Last week was about identifying CLS and I mentioned how to identify LCP (Largest Contentful Paint) on your pages. This week, we are going to identify common issues that cause a slow LCP.
LCP is probably the simplest of the Core Web Vitals to deal with.
Having addressed this on a few hundred pages over the past year now, I can tell you that the most common cause of a slow LCP loading time is a slow server response.
If you are on a shared hosting environment, especially ones that have been oversold (and often overhyped) – I’m looking at you Siteground – you can tweak things all you want, but there is only going to be so much speed you can squeeze out of the server.
Want to figure out if your server has been oversold? Take a look at how many domains are hosted on your same server using this tool: https://viewdns.info/reverseip/
There are tons of other tools out there like this. If you really want to investigate, you can run all the sites through something like Semrush and take a look at their traffic estimates. You may have one or two sites on the same server getting tons of traffic and hogging up a huge amount of resources.
If you really care about pagespeed, one of the best things you can do is get away from shared web hosting.
Before someone comments about how they got good scores with shared hosting on Core Web Vitals, Pagespeed Insights, GTMetrix, or any other speed test you want to mention…. Sure, I believe you. However, think of just how much better your pages would load if you moved to a decent VPS or dedicated hosting solution.
There is an example below for a new client I just started working on. This site is hosted on WPEngine, which is supposed to be one of the better hosts out there. We are getting server response times ranging from 1.5-2.2 seconds. Just fixing that alone without doing any other tweaks, will bring their LCP score in line with Google’s standards.
Before we go crucifying WPEngine, there is also a possibility that the problem is on the development side of the site design. There might be some processes being called that have to complete server side before anything loads. With a lot of dynamic content, that can happen sometimes.
A database cleanup may also solve some of that response time.
If you do not want to switch hosts, another solution that may work is to use a content delivery network (CDN). Your mileage and experience may vary with these. For example, I have had some sites I have put on Cloudflare and saw drastic improvements. I have used it for other sites and it has actually slowed them down.
For any styles that are critical to your LCP and/or above the fold content, you can inline them, which means you place the style elements directly in the <head> of the page.
The next thing I see frequently slowing down LCP times are images and/or videos. Make sure that you optimize and compress your images.
Browsers load full images before adjusting them to the proper size to be viewed. If you are using an image that is 2000 x 1330 pixels, but it is only viewed at 600 x 400 in your page design, the browser is going to load that full 2000 x 1330 sized image. Before you bother with compressing anything, make sure you are using appropriate image sizes. Resize the image and then upload it back to your server.

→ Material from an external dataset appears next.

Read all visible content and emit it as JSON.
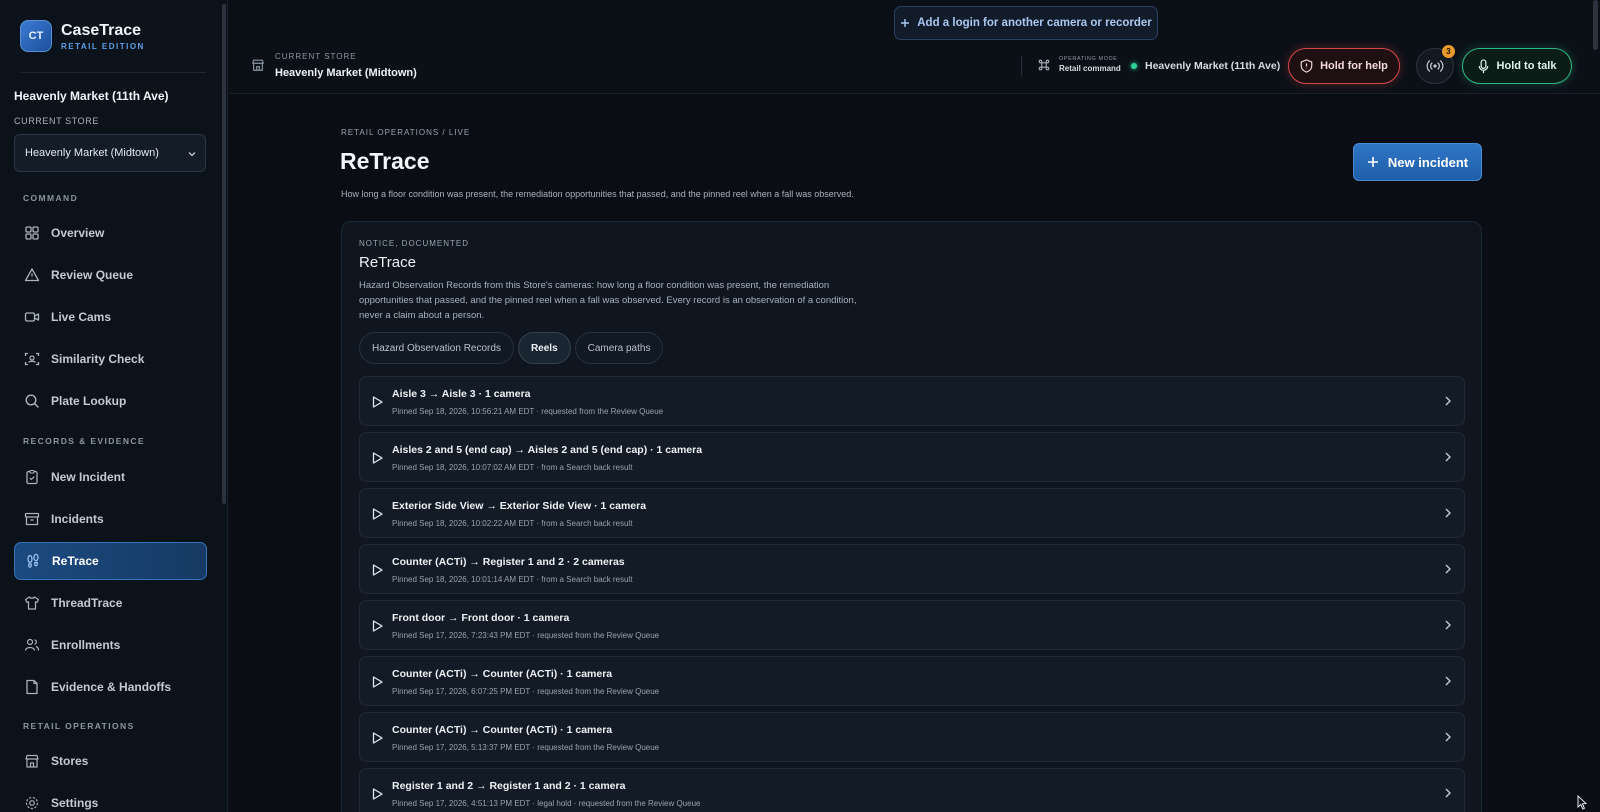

You can also lower the image quality. Load it up in Photoshop or something like GIMP and change the resolution by adjusting the pixels/inch. Many times you will find that a lower resolution still looks great on your web page, and it will be a much smaller file.
One little trick I sometimes will use if I notice that changing resolutions on an image causes the quality to take a noticeable dip is I will make it a part of the design. I will toss a dark overlay over it and/or make it slightly blurry. I’ll do this if the image is being used as the background for a section. It helps the text over it to pop out anyhow.

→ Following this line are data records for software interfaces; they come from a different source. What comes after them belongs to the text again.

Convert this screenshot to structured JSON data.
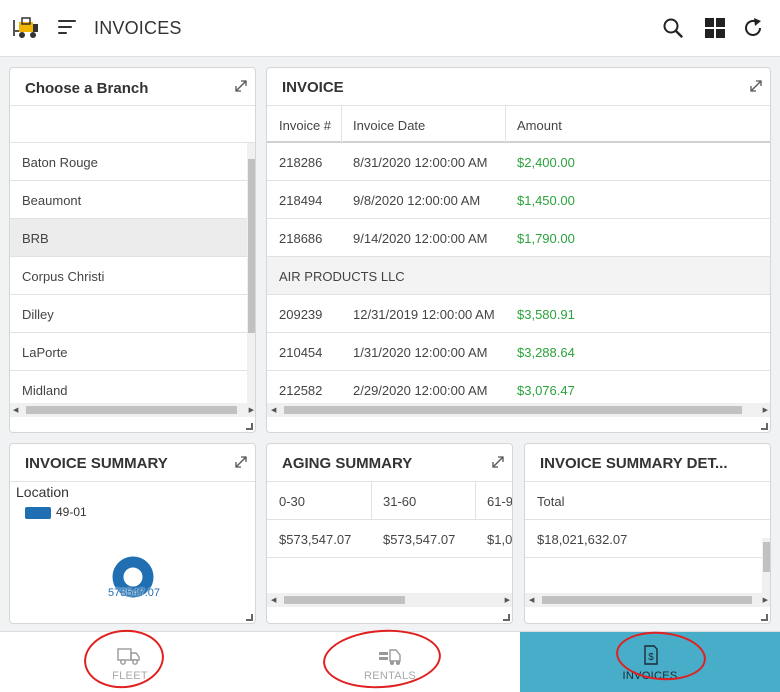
{
  "header": {
    "title": "INVOICES",
    "icons": [
      "forklift-logo",
      "menu-icon",
      "search-icon",
      "grid-icon",
      "refresh-icon"
    ]
  },
  "branch_panel": {
    "title": "Choose a Branch",
    "branches": [
      "Baton Rouge",
      "Beaumont",
      "BRB",
      "Corpus Christi",
      "Dilley",
      "LaPorte",
      "Midland"
    ],
    "selected": "BRB"
  },
  "invoice_panel": {
    "title": "INVOICE",
    "columns": [
      "Invoice #",
      "Invoice Date",
      "Amount"
    ],
    "rows": [
      {
        "invoice": "218286",
        "date": "8/31/2020 12:00:00 AM",
        "amount": "$2,400.00"
      },
      {
        "invoice": "218494",
        "date": "9/8/2020 12:00:00 AM",
        "amount": "$1,450.00"
      },
      {
        "invoice": "218686",
        "date": "9/14/2020 12:00:00 AM",
        "amount": "$1,790.00"
      },
      {
        "group": "AIR PRODUCTS LLC"
      },
      {
        "invoice": "209239",
        "date": "12/31/2019 12:00:00 AM",
        "amount": "$3,580.91"
      },
      {
        "invoice": "210454",
        "date": "1/31/2020 12:00:00 AM",
        "amount": "$3,288.64"
      },
      {
        "invoice": "212582",
        "date": "2/29/2020 12:00:00 AM",
        "amount": "$3,076.47"
      }
    ]
  },
  "summary_panel": {
    "title": "INVOICE SUMMARY",
    "legend_title": "Location",
    "legend_item": "49-01",
    "donut_value": "573547.07",
    "legend_color": "#1f6fb2"
  },
  "aging_panel": {
    "title": "AGING SUMMARY",
    "columns": [
      "0-30",
      "31-60",
      "61-9"
    ],
    "values": [
      "$573,547.07",
      "$573,547.07",
      "$1,0"
    ]
  },
  "detail_panel": {
    "title": "INVOICE SUMMARY DET...",
    "column": "Total",
    "value": "$18,021,632.07"
  },
  "bottom_nav": {
    "items": [
      "FLEET",
      "RENTALS",
      "INVOICES"
    ],
    "active": "INVOICES",
    "active_color": "#47adc8"
  },
  "colors": {
    "amount": "#2ba33c",
    "selected_row": "#ececec",
    "annotation": "#e02020"
  }
}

If you are using WordPress, there are a lot of plugins and options out there for compressing images. There are also options for serving next-gen image options, mainly WebP images. WebP images are not supported in all browsers, so make sure you have JPG or some other format as backups to display.

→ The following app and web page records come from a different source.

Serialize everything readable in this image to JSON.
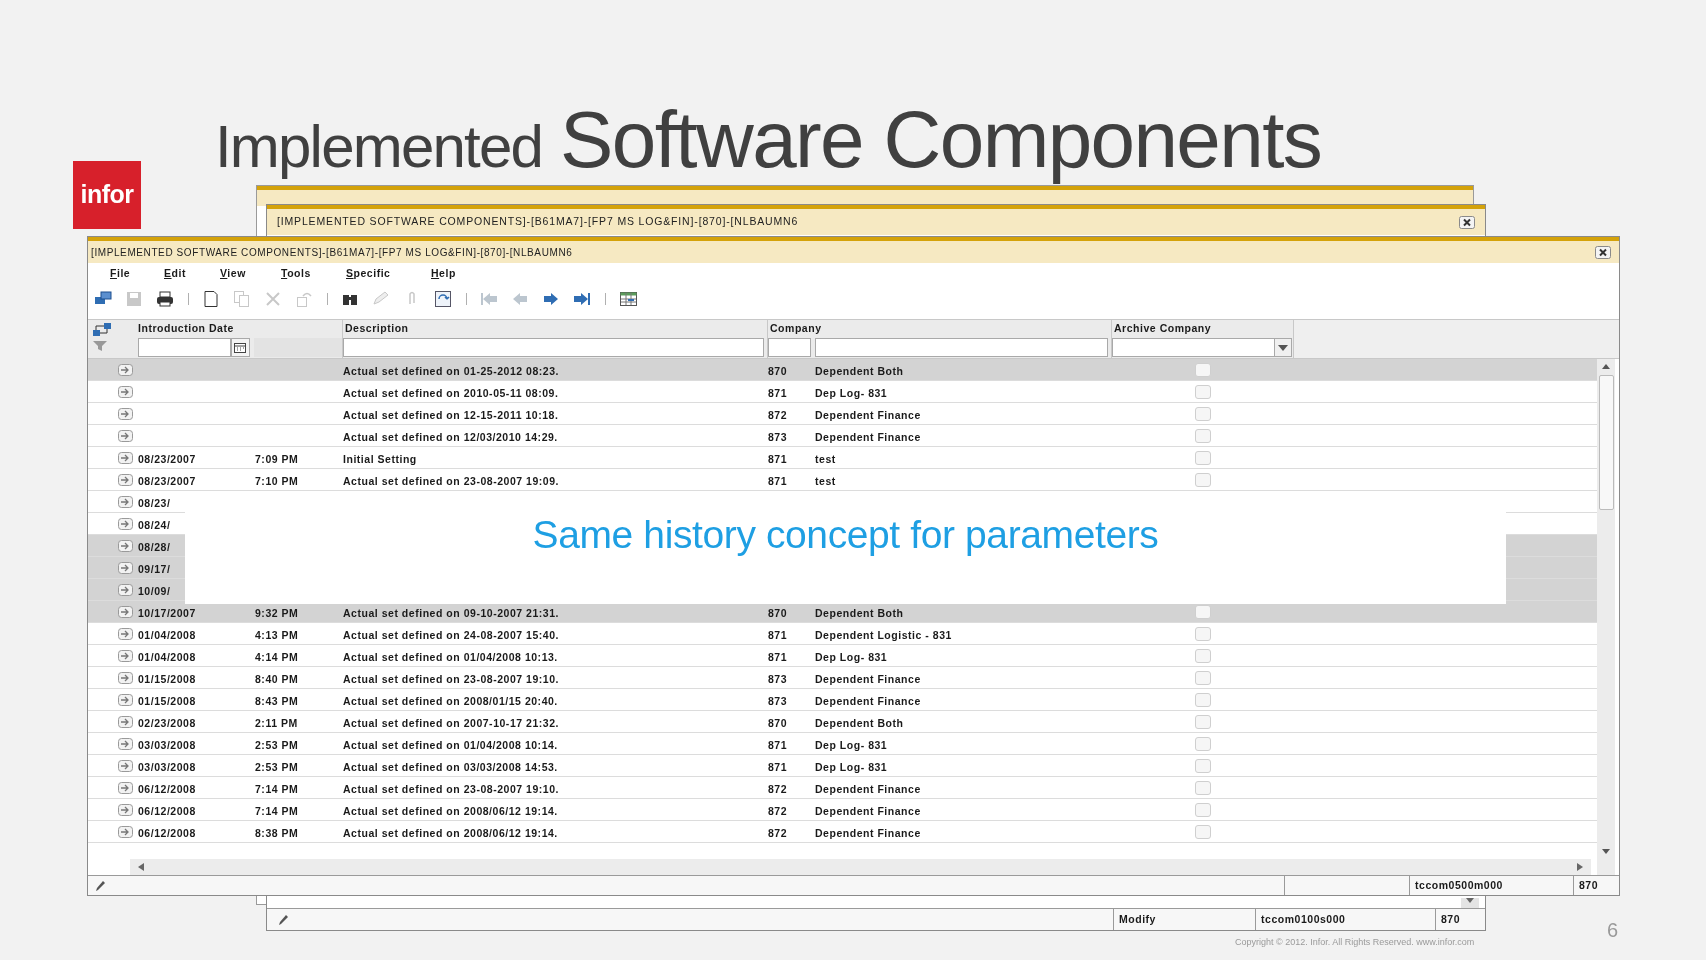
{
  "slide": {
    "logo": "infor",
    "title_prefix": "Implemented",
    "title_main": "Software Components",
    "caption": "Same history concept for parameters",
    "copyright": "Copyright © 2012. Infor. All Rights Reserved. www.infor.com",
    "page_number": "6"
  },
  "back_window": {
    "title": "[IMPLEMENTED SOFTWARE COMPONENTS]-[B61MA7]-[FP7 MS LOG&FIN]-[870]-[NLBAUMN6",
    "status_bar": [
      "Modify",
      "tccom0100s000",
      "870"
    ]
  },
  "window": {
    "title": "[IMPLEMENTED SOFTWARE COMPONENTS]-[B61MA7]-[FP7 MS LOG&FIN]-[870]-[NLBAUMN6",
    "menu": [
      "File",
      "Edit",
      "View",
      "Tools",
      "Specific",
      "Help"
    ],
    "toolbar": [
      {
        "kind": "session",
        "disabled": false
      },
      {
        "kind": "save",
        "disabled": true
      },
      {
        "kind": "print",
        "disabled": false
      },
      {
        "kind": "separator"
      },
      {
        "kind": "new",
        "disabled": false
      },
      {
        "kind": "copy",
        "disabled": true
      },
      {
        "kind": "delete",
        "disabled": true
      },
      {
        "kind": "undo",
        "disabled": true
      },
      {
        "kind": "separator"
      },
      {
        "kind": "find",
        "disabled": false
      },
      {
        "kind": "edit",
        "disabled": true
      },
      {
        "kind": "attach",
        "disabled": true
      },
      {
        "kind": "refresh",
        "disabled": false
      },
      {
        "kind": "separator"
      },
      {
        "kind": "first",
        "disabled": true
      },
      {
        "kind": "prev",
        "disabled": true
      },
      {
        "kind": "next",
        "disabled": false
      },
      {
        "kind": "last",
        "disabled": false
      },
      {
        "kind": "separator"
      },
      {
        "kind": "table",
        "disabled": false
      }
    ],
    "columns": [
      "Introduction Date",
      "Description",
      "Company",
      "Archive Company"
    ],
    "rows": [
      {
        "kind": "full",
        "selected": true,
        "description": "Actual set defined on 01-25-2012 08:23.",
        "company": "870",
        "company_name": "Dependent Both",
        "archive": false
      },
      {
        "kind": "full",
        "selected": false,
        "description": "Actual set defined on 2010-05-11 08:09.",
        "company": "871",
        "company_name": "Dep Log- 831",
        "archive": false
      },
      {
        "kind": "full",
        "selected": false,
        "description": "Actual set defined on 12-15-2011 10:18.",
        "company": "872",
        "company_name": "Dependent Finance",
        "archive": false
      },
      {
        "kind": "full",
        "selected": false,
        "description": "Actual set defined on 12/03/2010 14:29.",
        "company": "873",
        "company_name": "Dependent Finance",
        "archive": false
      },
      {
        "kind": "full",
        "selected": false,
        "date": "08/23/2007",
        "time": "7:09 PM",
        "description": "Initial Setting",
        "company": "871",
        "company_name": "test",
        "archive": false
      },
      {
        "kind": "full",
        "selected": false,
        "date": "08/23/2007",
        "time": "7:10 PM",
        "description": "Actual set defined on 23-08-2007 19:09.",
        "company": "871",
        "company_name": "test",
        "archive": false
      },
      {
        "kind": "partial",
        "selected": false,
        "date": "08/23/"
      },
      {
        "kind": "partial",
        "selected": false,
        "date": "08/24/"
      },
      {
        "kind": "partial",
        "selected": true,
        "date": "08/28/"
      },
      {
        "kind": "partial",
        "selected": true,
        "date": "09/17/"
      },
      {
        "kind": "partial",
        "selected": true,
        "date": "10/09/"
      },
      {
        "kind": "full",
        "selected": true,
        "date": "10/17/2007",
        "time": "9:32 PM",
        "description": "Actual set defined on 09-10-2007 21:31.",
        "company": "870",
        "company_name": "Dependent Both",
        "archive": false
      },
      {
        "kind": "full",
        "selected": false,
        "date": "01/04/2008",
        "time": "4:13 PM",
        "description": "Actual set defined on 24-08-2007 15:40.",
        "company": "871",
        "company_name": "Dependent Logistic - 831",
        "archive": false
      },
      {
        "kind": "full",
        "selected": false,
        "date": "01/04/2008",
        "time": "4:14 PM",
        "description": "Actual set defined on 01/04/2008 10:13.",
        "company": "871",
        "company_name": "Dep Log- 831",
        "archive": false
      },
      {
        "kind": "full",
        "selected": false,
        "date": "01/15/2008",
        "time": "8:40 PM",
        "description": "Actual set defined on 23-08-2007 19:10.",
        "company": "873",
        "company_name": "Dependent Finance",
        "archive": false
      },
      {
        "kind": "full",
        "selected": false,
        "date": "01/15/2008",
        "time": "8:43 PM",
        "description": "Actual set defined on 2008/01/15 20:40.",
        "company": "873",
        "company_name": "Dependent Finance",
        "archive": false
      },
      {
        "kind": "full",
        "selected": false,
        "date": "02/23/2008",
        "time": "2:11 PM",
        "description": "Actual set defined on 2007-10-17 21:32.",
        "company": "870",
        "company_name": "Dependent Both",
        "archive": false
      },
      {
        "kind": "full",
        "selected": false,
        "date": "03/03/2008",
        "time": "2:53 PM",
        "description": "Actual set defined on 01/04/2008 10:14.",
        "company": "871",
        "company_name": "Dep Log- 831",
        "archive": false
      },
      {
        "kind": "full",
        "selected": false,
        "date": "03/03/2008",
        "time": "2:53 PM",
        "description": "Actual set defined on 03/03/2008 14:53.",
        "company": "871",
        "company_name": "Dep Log- 831",
        "archive": false
      },
      {
        "kind": "full",
        "selected": false,
        "date": "06/12/2008",
        "time": "7:14 PM",
        "description": "Actual set defined on 23-08-2007 19:10.",
        "company": "872",
        "company_name": "Dependent Finance",
        "archive": false
      },
      {
        "kind": "full",
        "selected": false,
        "date": "06/12/2008",
        "time": "7:14 PM",
        "description": "Actual set defined on 2008/06/12 19:14.",
        "company": "872",
        "company_name": "Dependent Finance",
        "archive": false
      },
      {
        "kind": "full",
        "selected": false,
        "date": "06/12/2008",
        "time": "8:38 PM",
        "description": "Actual set defined on 2008/06/12 19:14.",
        "company": "872",
        "company_name": "Dependent Finance",
        "archive": false
      }
    ],
    "status_bar": [
      "tccom0500m000",
      "870"
    ]
  }
}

If you are using a video or slideshow, stop it. They are not a great user experience on mobile devices.
Lastly, use a tool like GTMetrix to investigate the loading order of elements on your page. I hate GTMetrix scores and the fact that they default to desktop loading. GTMetrix is pretty useless for everything other than its waterfall display. There are other tools that have waterfall displays, but I find GTMetrix the easiest to work with.
Take a look at what is loading before your LCP element. Are those things necessary? Is there anything that can be deferred or just eliminated?
I’ve shaved significant times off of LCP scores just by getting rid of Google Fonts. Google Fonts are great, but they have to load from Google’s servers. Then if you use different font weights that’s an extra library to load.
Another common one that slows down pages are things like Font Awesome icon libraries. A lot of page builders like Elementor will give you the option to use icons from Font Awesome, Themify, or Ionicons.
The problem is that in order to use just one icon, the entire library is loaded. Use a single image instead. Some builders will let you use your own SVG files as icons like Oxygen and Bricks. I think Elementor just added that option recently too.
The advantage of using your own is that the browser only has to load what you are using and not an entire library of icons.
I see this happen a lot with local business websites. They often like to use one of those phone icons beside their phone number in the header. Sometimes an email icon beside an email address too or the Google Places pin beside an address.
Because it loads in the header, this usually will slow down the LCP time. Use your own icons instead and speed it up.